Locks but little understood, especially in
America ; and but few men of property
were willing to engage in an undertaking,
the cost of which they could not clearly
calculate, and the profits of which were to
many doubtful.—General Walhington,
I however, kept the object steadily in view,
Ebmctci Larpc,
Jacob Cauffmanj
James Todd,
fnCrph Jamca,
Jonathan Peniofr,
George M'.ade,
John Pero%
John M'Crff,
• Report of the committee appointed
by the merchants of George-Town and
Robert Ralfton,
Thomas A»mat t
Geo gc Williams
Jan. l
Mr. Fen*o,
[Whole No. 475.]
waiting until time and cirrumftances {hould
enable him to bring it forward, with a prof-
peel of success,
Tne tvar with Great Britain took place
about the time when the importance of
this object began to be understood, and a
villingnefs to embark in it began to appear
among men of property. Until the close
of that war nothing, however could be
attempted iti the business.—But no soon
er had a happy termination of it enabled
Gen. Wafl.ington to retire from his high
public station, than he refumcd this object
which had so long before occupied his
mind. He found gentlemen cf the firft
property and refpeftabiiity in the neigh
borhood of the Potomack, both in Virgi
nia and Maryland, ready to engage in the
enterprise. Ia the year 1784 a company
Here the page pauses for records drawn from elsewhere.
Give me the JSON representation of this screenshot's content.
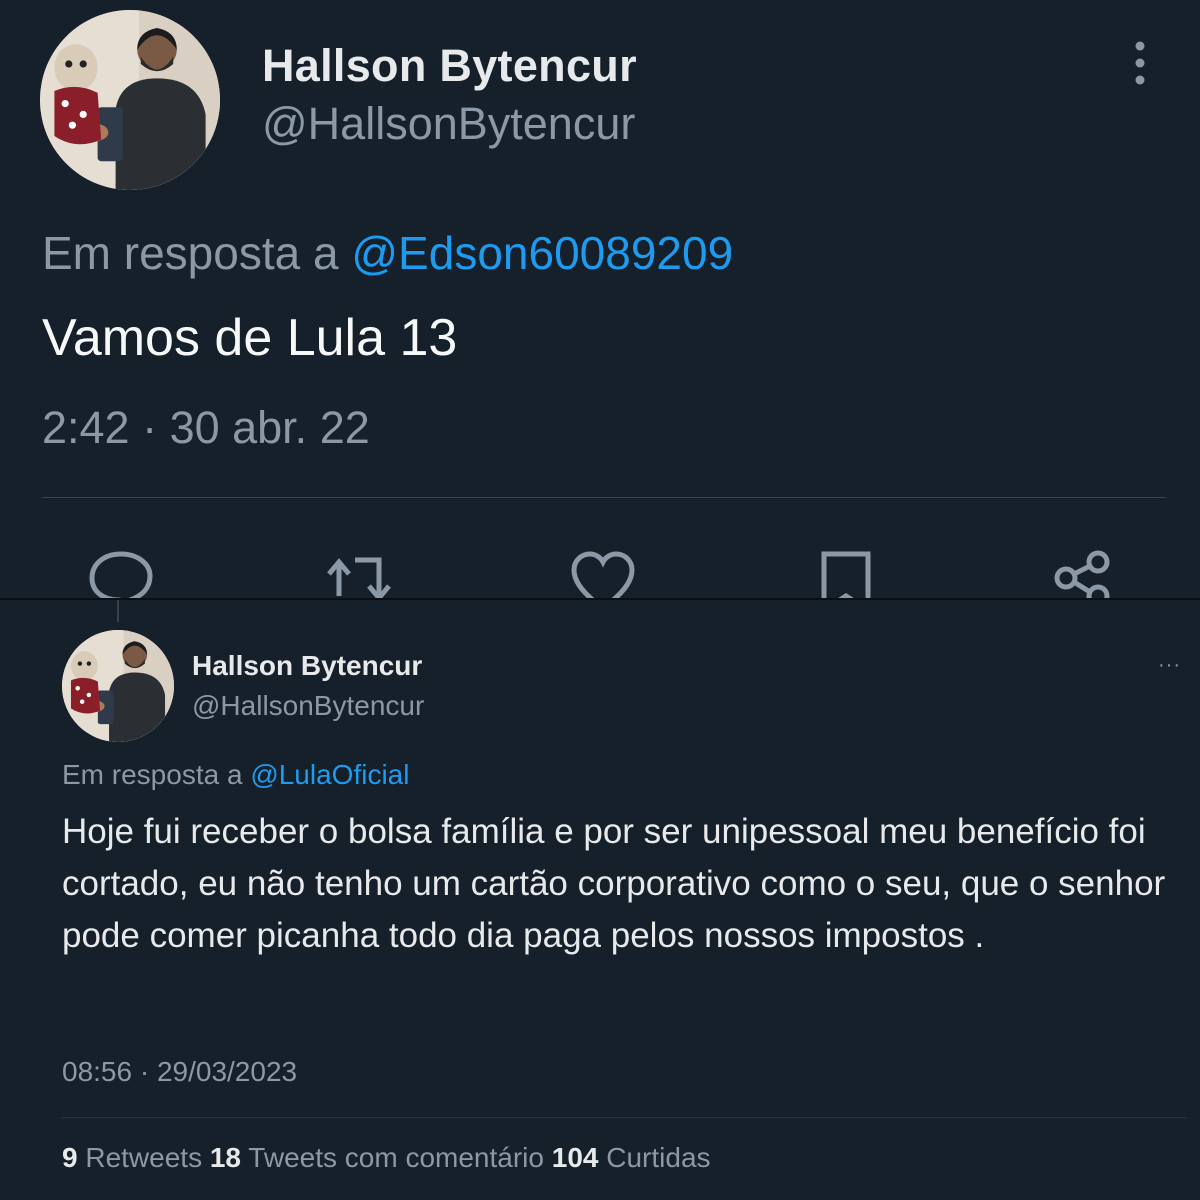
{
  "tweet1": {
    "name": "Hallson Bytencur",
    "handle": "@HallsonBytencur",
    "reply_prefix": "Em resposta a",
    "reply_to": "@Edson60089209",
    "text": "Vamos de Lula 13",
    "timestamp": "2:42 · 30 abr. 22",
    "actions": [
      "reply-icon",
      "retweet-icon",
      "like-icon",
      "bookmark-icon",
      "share-icon"
    ]
  },
  "tweet2": {
    "name": "Hallson Bytencur",
    "handle": "@HallsonBytencur",
    "reply_prefix": "Em resposta a",
    "reply_to": "@LulaOficial",
    "text": "Hoje fui receber o bolsa família e por ser unipessoal meu benefício foi cortado, eu não tenho um cartão corporativo como o seu, que o senhor pode comer picanha todo dia paga pelos nossos impostos .",
    "timestamp": "08:56 · 29/03/2023",
    "more": "···",
    "stats": {
      "retweets_count": "9",
      "retweets_label": "Retweets",
      "quotes_count": "18",
      "quotes_label": "Tweets com comentário",
      "likes_count": "104",
      "likes_label": "Curtidas"
    }
  },
  "colors": {
    "background": "#15202b",
    "accent": "#1d9bf0",
    "secondary_text": "#8b98a5",
    "primary_text": "#e7e9ea"
  }
}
was formed for the purpose of removing
the obftruftions, and opening the naviga
tion of the river from its source down to
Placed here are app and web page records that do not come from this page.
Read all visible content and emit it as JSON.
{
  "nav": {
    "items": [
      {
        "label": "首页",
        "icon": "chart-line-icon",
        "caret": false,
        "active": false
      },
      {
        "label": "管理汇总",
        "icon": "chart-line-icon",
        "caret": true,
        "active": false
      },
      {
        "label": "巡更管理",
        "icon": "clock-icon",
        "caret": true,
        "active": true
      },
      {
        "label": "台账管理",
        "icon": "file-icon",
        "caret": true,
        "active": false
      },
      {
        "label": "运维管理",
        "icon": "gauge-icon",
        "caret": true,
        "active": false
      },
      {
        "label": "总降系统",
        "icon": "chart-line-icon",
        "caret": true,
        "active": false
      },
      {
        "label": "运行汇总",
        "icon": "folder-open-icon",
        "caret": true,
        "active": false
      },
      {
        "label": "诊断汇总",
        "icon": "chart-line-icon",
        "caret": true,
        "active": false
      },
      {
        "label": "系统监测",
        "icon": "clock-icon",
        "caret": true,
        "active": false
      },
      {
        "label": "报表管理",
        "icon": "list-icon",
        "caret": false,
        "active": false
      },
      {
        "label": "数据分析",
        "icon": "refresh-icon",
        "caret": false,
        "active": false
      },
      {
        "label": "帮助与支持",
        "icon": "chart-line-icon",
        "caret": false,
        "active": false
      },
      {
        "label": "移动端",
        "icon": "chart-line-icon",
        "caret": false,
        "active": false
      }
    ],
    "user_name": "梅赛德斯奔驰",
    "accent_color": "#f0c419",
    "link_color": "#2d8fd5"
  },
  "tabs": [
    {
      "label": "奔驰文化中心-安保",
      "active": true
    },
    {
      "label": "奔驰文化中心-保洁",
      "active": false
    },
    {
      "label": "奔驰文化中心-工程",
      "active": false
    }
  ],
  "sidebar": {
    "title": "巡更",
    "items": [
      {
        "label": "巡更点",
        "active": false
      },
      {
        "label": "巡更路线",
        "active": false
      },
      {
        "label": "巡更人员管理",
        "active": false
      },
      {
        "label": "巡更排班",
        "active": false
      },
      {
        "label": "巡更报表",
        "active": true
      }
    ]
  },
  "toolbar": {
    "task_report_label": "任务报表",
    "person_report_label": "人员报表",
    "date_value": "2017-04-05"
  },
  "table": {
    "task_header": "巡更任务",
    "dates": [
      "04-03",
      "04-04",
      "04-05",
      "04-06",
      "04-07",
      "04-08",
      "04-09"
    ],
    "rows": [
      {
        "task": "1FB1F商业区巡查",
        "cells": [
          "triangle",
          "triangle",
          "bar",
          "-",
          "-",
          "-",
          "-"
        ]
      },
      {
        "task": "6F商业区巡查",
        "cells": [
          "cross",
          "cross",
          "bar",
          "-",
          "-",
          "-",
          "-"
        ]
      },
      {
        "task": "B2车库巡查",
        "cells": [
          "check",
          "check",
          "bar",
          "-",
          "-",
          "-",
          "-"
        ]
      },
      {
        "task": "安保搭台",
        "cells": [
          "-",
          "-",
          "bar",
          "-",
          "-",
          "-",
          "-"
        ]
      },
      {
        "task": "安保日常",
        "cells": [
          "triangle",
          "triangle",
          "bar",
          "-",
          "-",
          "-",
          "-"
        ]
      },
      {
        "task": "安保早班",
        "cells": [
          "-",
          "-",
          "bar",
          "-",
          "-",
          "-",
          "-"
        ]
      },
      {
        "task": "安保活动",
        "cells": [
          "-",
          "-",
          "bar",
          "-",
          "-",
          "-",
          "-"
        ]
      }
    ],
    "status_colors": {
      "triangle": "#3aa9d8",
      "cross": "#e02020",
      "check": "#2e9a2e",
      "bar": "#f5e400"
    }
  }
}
tide water, and an ast of incorporation,
pafled by the assemblies of Virgihia snd
Maryland, authorizing the company to
take the neceiTary measures for carrying
into effect the objects for which they were
incorporated—and granting to them for
ever the tolls which may arile therefrom ;
which tolls are fixed by the fame law that
empowers the company to undertake the
business. The sum agreed upon to com
plete the navigation was 50,000!. sterling,
divided into 500 (hares ot iocL each, to
be paid by such inftahnents, and at such
times, as the Directors of the Company
(hould find necefiary for the prosecution of
the work. Ten years were allowed the
company to fettle the business.
G. J.
The company have prosecuted their
work with great success, and what is not
common in undertakings ef tlus nature,
they will complete it for fomsthing less
than the sum fubferibed. The rate of toll
being fixed, and knowing with some accu
racy the quantity of produce that is now
brought by land from these parts of the
country, which will of course, throw the
fame upon the river, they have a certainty
of receiving, cn the firft opening of the
river, a handsome per centage on their ca
pital, (even without calculating upon the
articles which will be sent up the river,)
and the increase will be almost incredible.
Those who best know the circumstances of
the country, and some, who are not among
the moll sanguine with refpccl to the pro
fits of this undertaking, have no doubt
of the capital's producing fifty per cent,
annually, in less than ten years from the
time of the toll's commencing.
The principal work in completing the
above mentioned navigation, is at the
Great Falls, fourteen miles above the city
of Washington—at the Little Falls, four
miles above the said city, and in clearing
the river between these two Falls. At the
Great Falls, the water falls 72 feet in 1 mile
and half—and at the Little Falls 36 feet
8 inches in about two miles.—At the for-
mer there will be fix, and at the latter
three locks. The locks at the Little Falls
will be finitlled this season, and fit for use ;
those at the Great Falls are in forward-
ness—and, with clearing the bed of the ri
ver between the two falls, will be completed
next year. This will finifh the navigation
of the main river, from Cumberland down
to tide-water, and enable the Company to
receive the reward ot their expesfe and la
bor. Boats, carrying from one hundred
and fifty to two hundred barrels of flour,
already pass from Cumberland to the Great
Falls; and many thousand barrels of flour
have actually been brought in boats to the
latter place during the present year.
Bcfides the main river of the Poto
mack, its numerous and extensive branches
offer the prafpeft of transporting to the
main river, and from thence to the ship
ping ports, an immense quantity of pro
The following are the principal ftrramx
which empty into the Potowmack, shove
tide-water, and the distances to which
they are navigahle in their natural (late,
from their conflux with the Potowmack.